What's most passionate about Mike Leigh's depiction of famous painter JMW Turner is the passing of time and its expectations of an artist. Full review can be read read here.
Mann is still a cinema god to me, but his latest doesn't sizzle like previous efforts. No one quite does shoot outs and stabbings like him though. Full review here

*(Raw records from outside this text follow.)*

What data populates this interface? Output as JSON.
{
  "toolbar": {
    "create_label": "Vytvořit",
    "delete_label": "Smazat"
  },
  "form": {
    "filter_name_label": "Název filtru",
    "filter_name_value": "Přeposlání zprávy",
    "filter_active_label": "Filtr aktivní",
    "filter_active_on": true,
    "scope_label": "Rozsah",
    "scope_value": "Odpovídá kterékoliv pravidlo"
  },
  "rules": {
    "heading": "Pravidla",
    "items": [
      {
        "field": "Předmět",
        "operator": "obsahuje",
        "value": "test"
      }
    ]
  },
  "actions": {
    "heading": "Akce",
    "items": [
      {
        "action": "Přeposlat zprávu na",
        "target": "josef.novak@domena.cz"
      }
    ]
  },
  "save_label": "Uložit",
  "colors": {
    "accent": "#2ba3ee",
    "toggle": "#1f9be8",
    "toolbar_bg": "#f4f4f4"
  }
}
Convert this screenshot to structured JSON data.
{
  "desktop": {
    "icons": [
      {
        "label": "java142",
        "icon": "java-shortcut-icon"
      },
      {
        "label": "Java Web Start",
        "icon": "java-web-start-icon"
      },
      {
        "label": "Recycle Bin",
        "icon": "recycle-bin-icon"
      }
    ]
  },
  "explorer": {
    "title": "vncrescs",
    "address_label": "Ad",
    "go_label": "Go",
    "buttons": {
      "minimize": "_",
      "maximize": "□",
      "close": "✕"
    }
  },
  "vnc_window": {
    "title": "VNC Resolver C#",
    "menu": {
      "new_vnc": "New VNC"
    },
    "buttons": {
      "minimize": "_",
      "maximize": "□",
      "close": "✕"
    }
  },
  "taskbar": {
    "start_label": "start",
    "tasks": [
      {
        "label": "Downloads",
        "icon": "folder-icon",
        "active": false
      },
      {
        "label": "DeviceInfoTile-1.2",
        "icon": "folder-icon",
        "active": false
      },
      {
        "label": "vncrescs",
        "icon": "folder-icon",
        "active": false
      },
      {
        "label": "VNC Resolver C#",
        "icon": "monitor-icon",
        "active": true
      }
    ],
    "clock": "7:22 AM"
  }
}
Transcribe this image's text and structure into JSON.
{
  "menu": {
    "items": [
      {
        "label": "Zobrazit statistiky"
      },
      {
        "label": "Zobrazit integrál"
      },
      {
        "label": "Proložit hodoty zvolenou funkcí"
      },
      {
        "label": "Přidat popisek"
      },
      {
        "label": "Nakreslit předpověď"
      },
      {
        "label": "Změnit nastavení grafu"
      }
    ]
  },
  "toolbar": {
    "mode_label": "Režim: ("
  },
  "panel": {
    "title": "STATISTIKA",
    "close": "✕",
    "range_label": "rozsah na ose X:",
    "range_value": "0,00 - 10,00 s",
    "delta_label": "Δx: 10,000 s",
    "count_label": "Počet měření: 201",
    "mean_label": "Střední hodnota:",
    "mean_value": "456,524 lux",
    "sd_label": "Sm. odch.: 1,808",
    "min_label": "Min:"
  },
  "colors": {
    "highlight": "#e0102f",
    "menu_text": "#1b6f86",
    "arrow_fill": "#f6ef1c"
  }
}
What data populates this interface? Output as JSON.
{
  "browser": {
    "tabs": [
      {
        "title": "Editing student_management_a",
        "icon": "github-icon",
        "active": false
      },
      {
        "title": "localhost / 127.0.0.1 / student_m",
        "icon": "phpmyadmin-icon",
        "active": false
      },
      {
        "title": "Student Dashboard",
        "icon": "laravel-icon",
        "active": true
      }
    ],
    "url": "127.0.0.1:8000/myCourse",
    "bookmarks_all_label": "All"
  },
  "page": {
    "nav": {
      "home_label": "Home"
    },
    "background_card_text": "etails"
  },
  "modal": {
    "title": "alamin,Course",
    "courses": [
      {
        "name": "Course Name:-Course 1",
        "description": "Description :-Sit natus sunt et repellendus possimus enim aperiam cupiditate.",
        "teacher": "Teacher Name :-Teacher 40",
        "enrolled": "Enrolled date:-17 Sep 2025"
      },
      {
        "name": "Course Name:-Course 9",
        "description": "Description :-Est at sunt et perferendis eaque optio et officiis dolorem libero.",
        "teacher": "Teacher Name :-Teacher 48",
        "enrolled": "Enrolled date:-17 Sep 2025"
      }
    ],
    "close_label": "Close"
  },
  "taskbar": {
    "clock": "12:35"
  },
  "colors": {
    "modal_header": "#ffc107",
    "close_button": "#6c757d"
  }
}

Ava DuVernay's "Selma" features several kinetic set pieces and even more electric conversations as we witness the formation and organization of the civil rights march through Alabama in 1965. It's well crafted, at times moving, yet left me a bit distanced. The film is at its best when it slows down and examines the diverse group of people- homegrown grass roots organizers, out of town leaders, victims of violence and MLK himself- hammering out their varying sentiments and methods for the movement. It's in the discourse that "Selma" differentiates itself, becoming more of a philosophical debate on the "whys" and "hows" rather than the documented travesties of law enforcement and government. That happened, of course, and must be shown within the context of the film, even swelling the outrage, but the film really strikes at its intelligent heart when its just people, ideas and conflicting emotions behind those ingrained black and white images.